[Exercise directions] A verbatim restatement of the data, free of pictures, is what you should output.

[Records to process]
------------------------------------
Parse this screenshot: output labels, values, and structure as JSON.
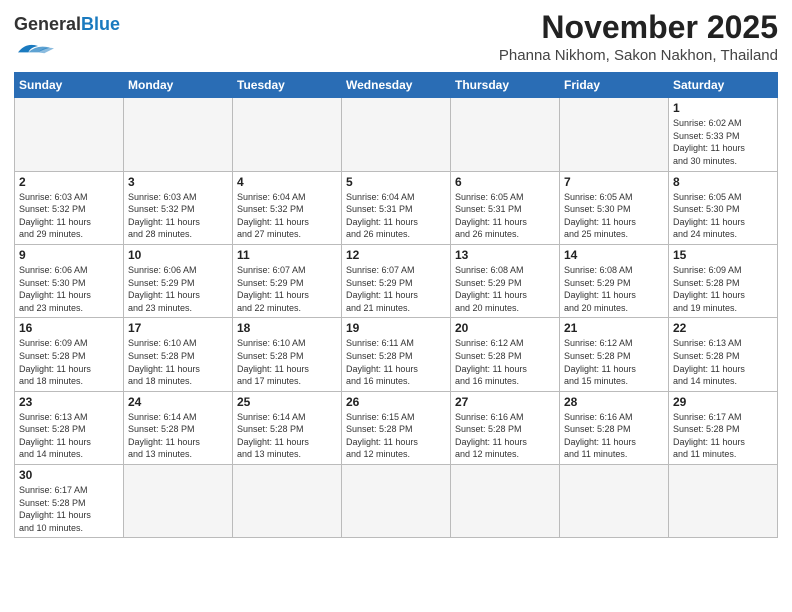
{
  "logo": {
    "general": "General",
    "blue": "Blue"
  },
  "header": {
    "month": "November 2025",
    "location": "Phanna Nikhom, Sakon Nakhon, Thailand"
  },
  "weekdays": [
    "Sunday",
    "Monday",
    "Tuesday",
    "Wednesday",
    "Thursday",
    "Friday",
    "Saturday"
  ],
  "weeks": [
    [
      {
        "day": "",
        "info": ""
      },
      {
        "day": "",
        "info": ""
      },
      {
        "day": "",
        "info": ""
      },
      {
        "day": "",
        "info": ""
      },
      {
        "day": "",
        "info": ""
      },
      {
        "day": "",
        "info": ""
      },
      {
        "day": "1",
        "info": "Sunrise: 6:02 AM\nSunset: 5:33 PM\nDaylight: 11 hours\nand 30 minutes."
      }
    ],
    [
      {
        "day": "2",
        "info": "Sunrise: 6:03 AM\nSunset: 5:32 PM\nDaylight: 11 hours\nand 29 minutes."
      },
      {
        "day": "3",
        "info": "Sunrise: 6:03 AM\nSunset: 5:32 PM\nDaylight: 11 hours\nand 28 minutes."
      },
      {
        "day": "4",
        "info": "Sunrise: 6:04 AM\nSunset: 5:32 PM\nDaylight: 11 hours\nand 27 minutes."
      },
      {
        "day": "5",
        "info": "Sunrise: 6:04 AM\nSunset: 5:31 PM\nDaylight: 11 hours\nand 26 minutes."
      },
      {
        "day": "6",
        "info": "Sunrise: 6:05 AM\nSunset: 5:31 PM\nDaylight: 11 hours\nand 26 minutes."
      },
      {
        "day": "7",
        "info": "Sunrise: 6:05 AM\nSunset: 5:30 PM\nDaylight: 11 hours\nand 25 minutes."
      },
      {
        "day": "8",
        "info": "Sunrise: 6:05 AM\nSunset: 5:30 PM\nDaylight: 11 hours\nand 24 minutes."
      }
    ],
    [
      {
        "day": "9",
        "info": "Sunrise: 6:06 AM\nSunset: 5:30 PM\nDaylight: 11 hours\nand 23 minutes."
      },
      {
        "day": "10",
        "info": "Sunrise: 6:06 AM\nSunset: 5:29 PM\nDaylight: 11 hours\nand 23 minutes."
      },
      {
        "day": "11",
        "info": "Sunrise: 6:07 AM\nSunset: 5:29 PM\nDaylight: 11 hours\nand 22 minutes."
      },
      {
        "day": "12",
        "info": "Sunrise: 6:07 AM\nSunset: 5:29 PM\nDaylight: 11 hours\nand 21 minutes."
      },
      {
        "day": "13",
        "info": "Sunrise: 6:08 AM\nSunset: 5:29 PM\nDaylight: 11 hours\nand 20 minutes."
      },
      {
        "day": "14",
        "info": "Sunrise: 6:08 AM\nSunset: 5:29 PM\nDaylight: 11 hours\nand 20 minutes."
      },
      {
        "day": "15",
        "info": "Sunrise: 6:09 AM\nSunset: 5:28 PM\nDaylight: 11 hours\nand 19 minutes."
      }
    ],
    [
      {
        "day": "16",
        "info": "Sunrise: 6:09 AM\nSunset: 5:28 PM\nDaylight: 11 hours\nand 18 minutes."
      },
      {
        "day": "17",
        "info": "Sunrise: 6:10 AM\nSunset: 5:28 PM\nDaylight: 11 hours\nand 18 minutes."
      },
      {
        "day": "18",
        "info": "Sunrise: 6:10 AM\nSunset: 5:28 PM\nDaylight: 11 hours\nand 17 minutes."
      },
      {
        "day": "19",
        "info": "Sunrise: 6:11 AM\nSunset: 5:28 PM\nDaylight: 11 hours\nand 16 minutes."
      },
      {
        "day": "20",
        "info": "Sunrise: 6:12 AM\nSunset: 5:28 PM\nDaylight: 11 hours\nand 16 minutes."
      },
      {
        "day": "21",
        "info": "Sunrise: 6:12 AM\nSunset: 5:28 PM\nDaylight: 11 hours\nand 15 minutes."
      },
      {
        "day": "22",
        "info": "Sunrise: 6:13 AM\nSunset: 5:28 PM\nDaylight: 11 hours\nand 14 minutes."
      }
    ],
    [
      {
        "day": "23",
        "info": "Sunrise: 6:13 AM\nSunset: 5:28 PM\nDaylight: 11 hours\nand 14 minutes."
      },
      {
        "day": "24",
        "info": "Sunrise: 6:14 AM\nSunset: 5:28 PM\nDaylight: 11 hours\nand 13 minutes."
      },
      {
        "day": "25",
        "info": "Sunrise: 6:14 AM\nSunset: 5:28 PM\nDaylight: 11 hours\nand 13 minutes."
      },
      {
        "day": "26",
        "info": "Sunrise: 6:15 AM\nSunset: 5:28 PM\nDaylight: 11 hours\nand 12 minutes."
      },
      {
        "day": "27",
        "info": "Sunrise: 6:16 AM\nSunset: 5:28 PM\nDaylight: 11 hours\nand 12 minutes."
      },
      {
        "day": "28",
        "info": "Sunrise: 6:16 AM\nSunset: 5:28 PM\nDaylight: 11 hours\nand 11 minutes."
      },
      {
        "day": "29",
        "info": "Sunrise: 6:17 AM\nSunset: 5:28 PM\nDaylight: 11 hours\nand 11 minutes."
      }
    ],
    [
      {
        "day": "30",
        "info": "Sunrise: 6:17 AM\nSunset: 5:28 PM\nDaylight: 11 hours\nand 10 minutes."
      },
      {
        "day": "",
        "info": ""
      },
      {
        "day": "",
        "info": ""
      },
      {
        "day": "",
        "info": ""
      },
      {
        "day": "",
        "info": ""
      },
      {
        "day": "",
        "info": ""
      },
      {
        "day": "",
        "info": ""
      }
    ]
  ]
}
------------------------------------
[Result of this task]
Parse this screenshot: output labels, values, and structure as JSON.
{
  "logo": {
    "general": "General",
    "blue": "Blue"
  },
  "header": {
    "month": "November 2025",
    "location": "Phanna Nikhom, Sakon Nakhon, Thailand"
  },
  "weekdays": [
    "Sunday",
    "Monday",
    "Tuesday",
    "Wednesday",
    "Thursday",
    "Friday",
    "Saturday"
  ],
  "weeks": [
    [
      {
        "day": "",
        "info": ""
      },
      {
        "day": "",
        "info": ""
      },
      {
        "day": "",
        "info": ""
      },
      {
        "day": "",
        "info": ""
      },
      {
        "day": "",
        "info": ""
      },
      {
        "day": "",
        "info": ""
      },
      {
        "day": "1",
        "info": "Sunrise: 6:02 AM\nSunset: 5:33 PM\nDaylight: 11 hours\nand 30 minutes."
      }
    ],
    [
      {
        "day": "2",
        "info": "Sunrise: 6:03 AM\nSunset: 5:32 PM\nDaylight: 11 hours\nand 29 minutes."
      },
      {
        "day": "3",
        "info": "Sunrise: 6:03 AM\nSunset: 5:32 PM\nDaylight: 11 hours\nand 28 minutes."
      },
      {
        "day": "4",
        "info": "Sunrise: 6:04 AM\nSunset: 5:32 PM\nDaylight: 11 hours\nand 27 minutes."
      },
      {
        "day": "5",
        "info": "Sunrise: 6:04 AM\nSunset: 5:31 PM\nDaylight: 11 hours\nand 26 minutes."
      },
      {
        "day": "6",
        "info": "Sunrise: 6:05 AM\nSunset: 5:31 PM\nDaylight: 11 hours\nand 26 minutes."
      },
      {
        "day": "7",
        "info": "Sunrise: 6:05 AM\nSunset: 5:30 PM\nDaylight: 11 hours\nand 25 minutes."
      },
      {
        "day": "8",
        "info": "Sunrise: 6:05 AM\nSunset: 5:30 PM\nDaylight: 11 hours\nand 24 minutes."
      }
    ],
    [
      {
        "day": "9",
        "info": "Sunrise: 6:06 AM\nSunset: 5:30 PM\nDaylight: 11 hours\nand 23 minutes."
      },
      {
        "day": "10",
        "info": "Sunrise: 6:06 AM\nSunset: 5:29 PM\nDaylight: 11 hours\nand 23 minutes."
      },
      {
        "day": "11",
        "info": "Sunrise: 6:07 AM\nSunset: 5:29 PM\nDaylight: 11 hours\nand 22 minutes."
      },
      {
        "day": "12",
        "info": "Sunrise: 6:07 AM\nSunset: 5:29 PM\nDaylight: 11 hours\nand 21 minutes."
      },
      {
        "day": "13",
        "info": "Sunrise: 6:08 AM\nSunset: 5:29 PM\nDaylight: 11 hours\nand 20 minutes."
      },
      {
        "day": "14",
        "info": "Sunrise: 6:08 AM\nSunset: 5:29 PM\nDaylight: 11 hours\nand 20 minutes."
      },
      {
        "day": "15",
        "info": "Sunrise: 6:09 AM\nSunset: 5:28 PM\nDaylight: 11 hours\nand 19 minutes."
      }
    ],
    [
      {
        "day": "16",
        "info": "Sunrise: 6:09 AM\nSunset: 5:28 PM\nDaylight: 11 hours\nand 18 minutes."
      },
      {
        "day": "17",
        "info": "Sunrise: 6:10 AM\nSunset: 5:28 PM\nDaylight: 11 hours\nand 18 minutes."
      },
      {
        "day": "18",
        "info": "Sunrise: 6:10 AM\nSunset: 5:28 PM\nDaylight: 11 hours\nand 17 minutes."
      },
      {
        "day": "19",
        "info": "Sunrise: 6:11 AM\nSunset: 5:28 PM\nDaylight: 11 hours\nand 16 minutes."
      },
      {
        "day": "20",
        "info": "Sunrise: 6:12 AM\nSunset: 5:28 PM\nDaylight: 11 hours\nand 16 minutes."
      },
      {
        "day": "21",
        "info": "Sunrise: 6:12 AM\nSunset: 5:28 PM\nDaylight: 11 hours\nand 15 minutes."
      },
      {
        "day": "22",
        "info": "Sunrise: 6:13 AM\nSunset: 5:28 PM\nDaylight: 11 hours\nand 14 minutes."
      }
    ],
    [
      {
        "day": "23",
        "info": "Sunrise: 6:13 AM\nSunset: 5:28 PM\nDaylight: 11 hours\nand 14 minutes."
      },
      {
        "day": "24",
        "info": "Sunrise: 6:14 AM\nSunset: 5:28 PM\nDaylight: 11 hours\nand 13 minutes."
      },
      {
        "day": "25",
        "info": "Sunrise: 6:14 AM\nSunset: 5:28 PM\nDaylight: 11 hours\nand 13 minutes."
      },
      {
        "day": "26",
        "info": "Sunrise: 6:15 AM\nSunset: 5:28 PM\nDaylight: 11 hours\nand 12 minutes."
      },
      {
        "day": "27",
        "info": "Sunrise: 6:16 AM\nSunset: 5:28 PM\nDaylight: 11 hours\nand 12 minutes."
      },
      {
        "day": "28",
        "info": "Sunrise: 6:16 AM\nSunset: 5:28 PM\nDaylight: 11 hours\nand 11 minutes."
      },
      {
        "day": "29",
        "info": "Sunrise: 6:17 AM\nSunset: 5:28 PM\nDaylight: 11 hours\nand 11 minutes."
      }
    ],
    [
      {
        "day": "30",
        "info": "Sunrise: 6:17 AM\nSunset: 5:28 PM\nDaylight: 11 hours\nand 10 minutes."
      },
      {
        "day": "",
        "info": ""
      },
      {
        "day": "",
        "info": ""
      },
      {
        "day": "",
        "info": ""
      },
      {
        "day": "",
        "info": ""
      },
      {
        "day": "",
        "info": ""
      },
      {
        "day": "",
        "info": ""
      }
    ]
  ]
}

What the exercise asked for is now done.